At first I felt that this is enough, and didn’t feel the need for a test account. But after some time I realized that while developing, anytime I get to my profile or newsfeed, I get distracted by my friends’ posts. So I started using another account to do the testings. This way, whenever I get to the profile or newsfeed I practically see nothing there that can distract me from what I’m working on.
Another benefit of using a test account is that whenever you test something on the production (un-sandboxed) version of your app and need publish a lot to your newsfeed, you don’t spam your friends (or reveal upcoming features).
Of course, we can rely on our self discipline to avoid this distractions, but who are we kidding?
Lior Levin asked me today if it’s possible to create a Firefox extension, that will block Facebook part of the time. As a result, I created a Firefox extension (a compiled Greasemonkey) that blocks Facebook for 45 minutes each hour (form :16 to :59), i.e. blocking Facebook for 75% of your time.
This is a very rough alpha version. It will work, but it has a lot more to do with.
Will be glad to hear if you’re using it, and what you think of it.
Download extension | Download Greasemonkey Userscript
Today a friend of mine mentioned that you can find on David Allen’s web site a GTD utilty called “Two Minutes Timer”. As it name states it’s a two minutes timer, that will make a sound when the time ends and flashes “What is your next action?”. If you aren’t famililar with the GTD methodology – the 2 minute timer is intended to facilitate the 2 minute rule, which states that:
“If the Next Action can be done in 2 minutes or less, do it when you first pick the item up. Even if that item is not a “high priority”, because it takes longer to store and track any item than to deal with it the first time its in your head.”(p. 131, “Getting Things Done”)

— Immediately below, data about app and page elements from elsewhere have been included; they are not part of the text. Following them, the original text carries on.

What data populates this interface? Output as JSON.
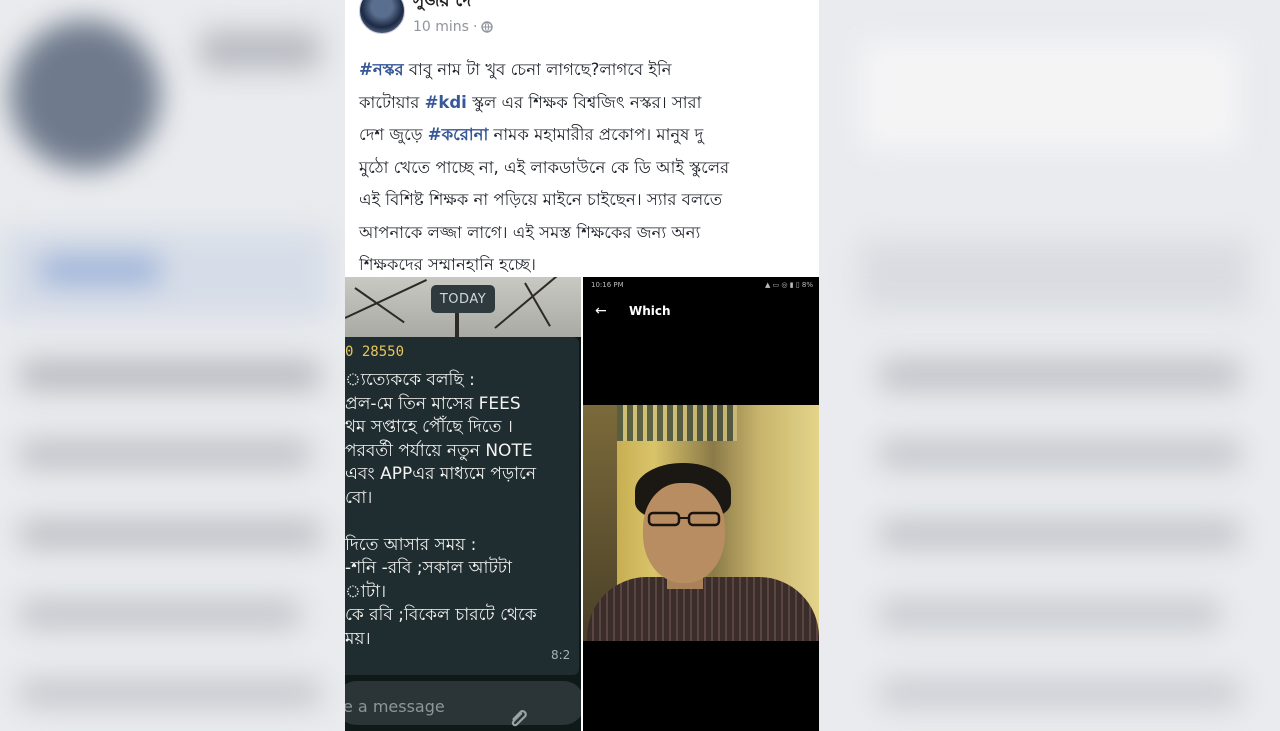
{
  "post": {
    "author": "সুজয় দে",
    "time": "10 mins",
    "separator": "·",
    "privacy_icon": "globe-icon",
    "text_lines": [
      [
        {
          "t": "#নস্কর",
          "tag": true
        },
        {
          "t": " বাবু নাম টা খুব চেনা লাগছে?লাগবে ইনি",
          "tag": false
        }
      ],
      [
        {
          "t": "কাটোয়ার ",
          "tag": false
        },
        {
          "t": "#kdi",
          "tag": true
        },
        {
          "t": " স্কুল এর শিক্ষক বিশ্বজিৎ নস্কর।  সারা",
          "tag": false
        }
      ],
      [
        {
          "t": "দেশ জুড়ে   ",
          "tag": false
        },
        {
          "t": "#করোনা",
          "tag": true
        },
        {
          "t": " নামক মহামারীর প্রকোপ। মানুষ দু",
          "tag": false
        }
      ],
      [
        {
          "t": "মুঠো খেতে পাচ্ছে না, এই  লাকডাউনে কে ডি আই স্কুলের",
          "tag": false
        }
      ],
      [
        {
          "t": "এই বিশিষ্ট শিক্ষক না পড়িয়ে মাইনে চাইছেন। স্যার বলতে",
          "tag": false
        }
      ],
      [
        {
          "t": "আপনাকে লজ্জা লাগে। এই সমস্ত শিক্ষকের জন্য অন্য",
          "tag": false
        }
      ],
      [
        {
          "t": "শিক্ষকদের সম্মানহানি হচ্ছে।",
          "tag": false
        }
      ]
    ]
  },
  "left_screenshot": {
    "date_chip": "TODAY",
    "phone_fragment": "0 28550",
    "message_lines": [
      "্যত্যেককে বলছি :",
      "প্রল-মে তিন মাসের FEES",
      "থম সপ্তাহে পৌঁছে দিতে ।",
      " পরবর্তী পর্যায়ে  নতুন NOTE",
      "এবং APPএর মাধ্যমে পড়ানে",
      "বো।",
      "",
      " দিতে আসার সময় :",
      " -শনি -রবি ;সকাল আটটা",
      "াটা।",
      "কে রবি ;বিকেল চারটে থেকে",
      "ময়।"
    ],
    "time": "8:2",
    "input_placeholder": "e a message",
    "attach_icon": "paperclip-icon"
  },
  "right_screenshot": {
    "status_time": "10:16 PM",
    "status_right": "▲ ▭ ◎ ▮ ▯ 8%",
    "back_icon": "back-arrow-icon",
    "back_glyph": "←",
    "title": "Which"
  }
}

While the GTD methology is a great thing, paying 10$ for a utility that I can write in half an hour seemed to be as too much. Making a quick google search for gtd + “two minutes timer” reveled to me that I wasn’t the only one who thought like that. 20 minutes later I’ve compiled a list replacement timers for PC, Mac, Google Widgets, Yahoo Widgets and more…